The fight to protect farmers from the harmful effects of glyphosate, the
active ingredient in Monsanto’s multi-billion dollar herbicide Roundup,
recently scored a legislative win in California after Fresno County Superior
Court Judge Kristi Kapetan
formalized her January ruling to allow the state to require Monsanto to label its product as a possible
carcinogen on Friday, March 10.
Judge Kapetan first issued a tentative ruling against the company on January
27 in Monsanto Company v. Office of Environmental Health Hazard Assessment,
et al., one year after it sued the state of California for listing their
product as a Proposition 65 chemical in order to warn consumers about
its possibly carcinogenic effects.
Attorney David Domina is currently representing four farmers who claim
that using Roundup gave them non-Hodgkin’s lymphoma.
Proposition 65 was passed in California in 1986, and requires the state
to publish a list of products that are known carcinogens, can cause birth
defects or other types of reproductive harm. Glyphosate was added to the
list in September of 2015 by the Office of Environmental Health Hazard
Assessment (OEHHA) after it was
classified it as a probable carcinogen by the World Health Organization’s (WHO) International Agency for
Research on Cancer (IARC), overruling their previous conclusion following
their evaluation of the chemical between 1997 and 2007.

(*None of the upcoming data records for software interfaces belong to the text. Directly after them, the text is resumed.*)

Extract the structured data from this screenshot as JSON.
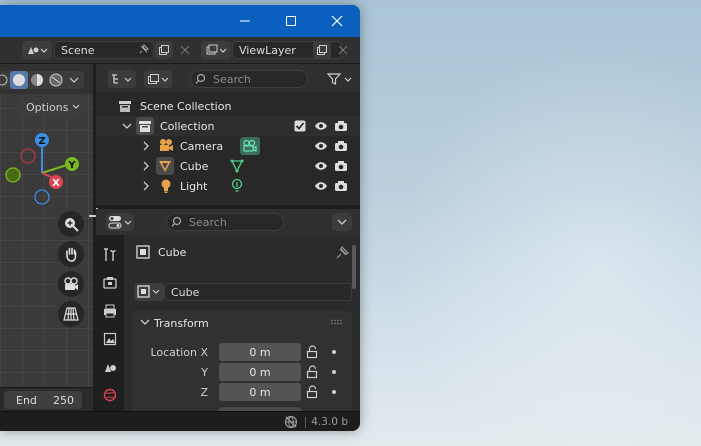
{
  "window": {
    "scene_name": "Scene",
    "view_layer_name": "ViewLayer"
  },
  "viewport": {
    "options_label": "Options",
    "gizmo_axes": [
      "Z",
      "Y",
      "X"
    ]
  },
  "timeline": {
    "end_label": "End",
    "end_value": "250"
  },
  "outliner": {
    "search_placeholder": "Search",
    "root_label": "Scene Collection",
    "collection_label": "Collection",
    "items": [
      {
        "label": "Camera",
        "icon": "camera-data-icon"
      },
      {
        "label": "Cube",
        "icon": "mesh-data-icon"
      },
      {
        "label": "Light",
        "icon": "light-data-icon"
      }
    ]
  },
  "properties": {
    "search_placeholder": "Search",
    "object_name": "Cube",
    "datablock_name": "Cube",
    "transform_label": "Transform",
    "location": {
      "x_label": "Location X",
      "x_value": "0 m",
      "y_label": "Y",
      "y_value": "0 m",
      "z_label": "Z",
      "z_value": "0 m"
    }
  },
  "status": {
    "version": "4.3.0 b"
  },
  "colors": {
    "title_bar": "#0a5fbf",
    "active_shading": "#dcdcdc",
    "gizmo_x": "#e0434f",
    "gizmo_y": "#7bb71f",
    "gizmo_z": "#3a8ee8",
    "object_data_green": "#4fcf8a"
  }
}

California is the first state to take this large of a step towards alerting
consumers of the potential danger associated with glyphosate. David Domina,
an attorney at Domina Law Group, is
currently representing four farmers – Larry Domina, Frank Pollard, Robert Dickey, and Royce Janzen –
who claim that using Roundup gave them non-Hodgkin’s lymphoma.
“Roundup is used by Nebraskans raising everything from grain to grass
and tulips to trees. Nothing on the label alerts users to health risks,”
Domina said in an interview. “Nebraskans deserve the benefit of
the WHO research, and protection against unknown exposure.”
While this California ruling may not directly affect the outcome of the
case in Nebraska, it could pave the way for broader changes across the
United States and potentially provide necessary protections for the countless
people who are affected by glyphosate every year.